How to Play a Lottery


The lottery is a form of gambling in which numbers are drawn for prizes. It is a popular way to raise money for various projects, especially public works. It can be played by individuals or organizations, and the odds of winning vary depending on how many tickets are sold and how much is spent. In addition, lottery games are often based on complex algorithms that may not always be clear to the players.

When you play a lottery, it’s important to keep your spending in check. Buying too many tickets will increase your chances of losing, and will also drain your wallet. Instead, try to focus on having fun and treating it as a form of entertainment. It’s also important to choose the right type of game for your needs. For example, if you want to win the big prize, you should consider playing a large-scale game such as Powerball. In contrast, if you’re interested in smaller prizes, you should opt for small-scale games like Suprenalotto or Eurojackpot.

Lottery prizes can be anything from cash to cars to medical treatments. But before you can win, you’ll need to know the rules and regulations of your state’s lottery. In general, you’ll need to buy a ticket and have a valid government ID in order to participate. Then, you’ll need to submit your entry online or by mail. If you’re lucky enough to win, the prize money will be credited to your account within 24 hours.

The practice of distributing property or other items by lottery is as old as humanity itself. The Old Testament contains dozens of examples of the Lord instructing Moses to use lots to divide up land, and Roman emperors used lotteries as a form of entertainment during Saturnalian feasts. While the lottery as a form of raising public funds has only a relatively short history in the United States, its popularity has become widespread.

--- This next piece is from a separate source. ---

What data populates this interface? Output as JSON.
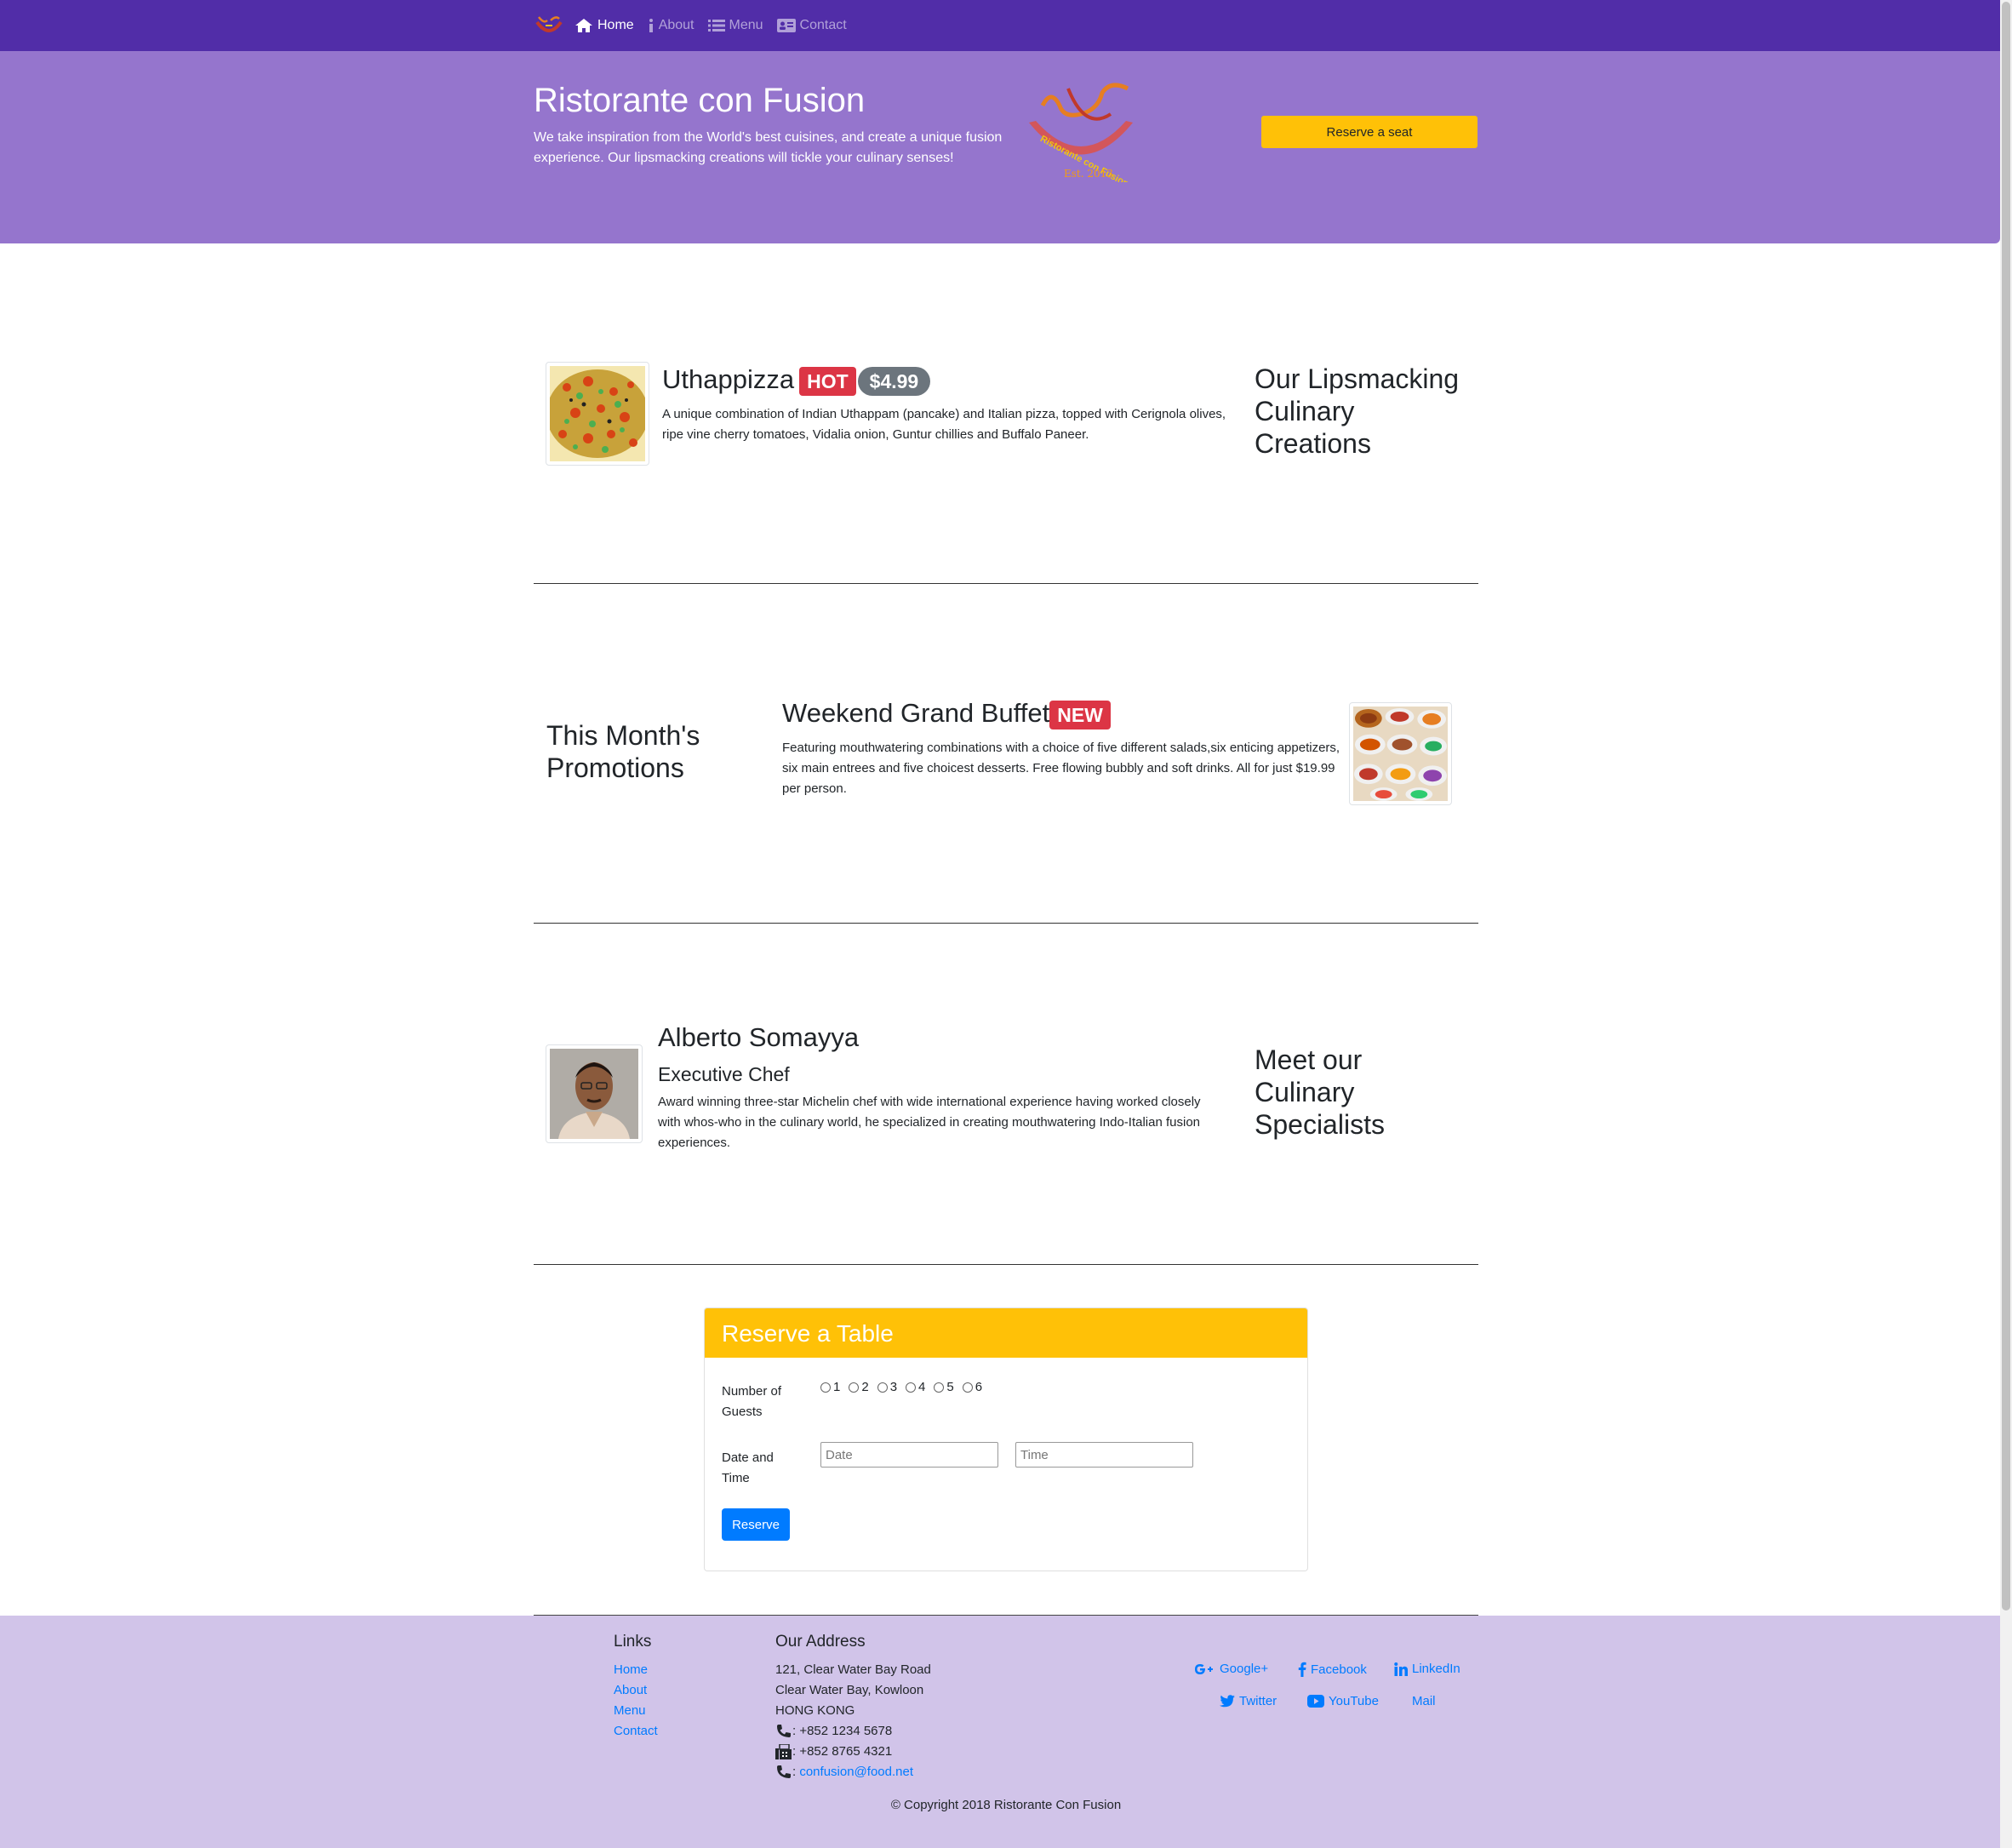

In fact, in the early 20th century, most states legalized lotteries. Then, over time, they evolved from traditional raffles to a wide range of new types of games. Lotteries typically start with a modest number of simple games, and due to pressure to raise revenues, they progressively expand the number of available games.

Today, state lotteries typically raise between one and four billion dollars per year. This revenue is used to fund a variety of public services and programs, including education, social welfare, and economic development. While the lottery has many benefits, it is not without controversy. Critics have argued that it promotes gambling and increases the risk of compulsive gambling among low-income people, but proponents have argued that the lottery is an acceptable alternative to raising taxes and cutting other public services.

Lotteries are controversial because they’re a form of gambling, and gambling can have negative effects on the health and wellbeing of society. But there’s more to the debate than that: Lotteries are marketing tools, and their advertising necessarily focuses on persuading certain target groups to spend money on the games. This seems to be at cross-purposes with the core mission of public service, and raises questions about whether it is an appropriate function for the government to engage in.